On 6 April 1944, Dave A. wrote the New York office asking for guidelines on organizing an AA group. That was the start of Alcoholics Anonymous in Orlando. Coming from Jacksonville and Daytona Beach where meetings were “plentiful,” he found Orlando barren of AA. Dave had found another AA member from East Orange, New Jersey, Samuel E. W. Sam impressed Dave because he was “acquainted with Mr. Bill Wilson, of whom I have heard so much.”
Dave placed an ad in the Orlando Morning Sentinel announcing the place and time for the first AA meeting. It was held at the Lamar Hotel, 409 West Central Boulevard. Before the first meeting, they were “laying out plans — with four prospects in sight.” (Dave passed away on October 8, 1986, more than 41 years after writing this 1944 letter.)
By 1946 the group had its first home—the second floor of an office building at 27 East Central. There were 30 steep steps to climb. All early members remember how difficult it was to ascend those steps to their first meeting. The joke was, if you made those steps, you would probably make the program.Dave and Ernie Y., who came from Winter Garden, were often sitting there by themselves.
When Jackie L. called, it wasDave Y. who took her to her first two meetings; he then left her on her own. When she came on her own,Dave was delighted and knew she was really serious about AA. The group met on Tuesday nights. The six members wereDave and Ernie Y., Sam W., Connie R., Carol D., and Ruth M. Soon afterward “Doc” C. and Gordon J. came to the group. A Saturday night Speaker’s Meeting was started with each member expected to take a turn speaking.

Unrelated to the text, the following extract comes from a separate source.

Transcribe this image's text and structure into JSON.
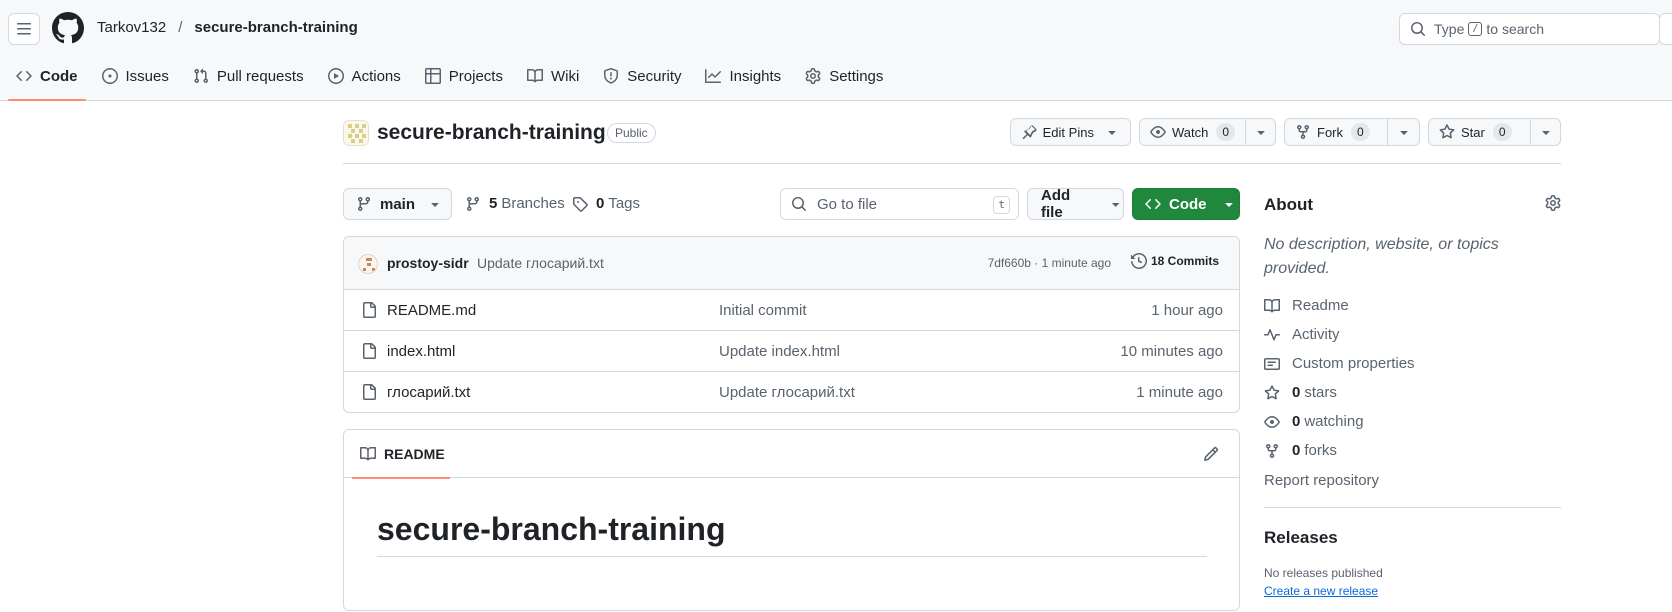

Some members took the term “anonymous” quite seriously. During closed meeting nights, family members of the alcoholics met in a separate room. The only access to this room was through the AA meeting room. Family members were therefore obligated to come early, then wait and leave late, to give the AA members concerned with anonymity a chance to arrive and depart unobserved by the non-AA’s.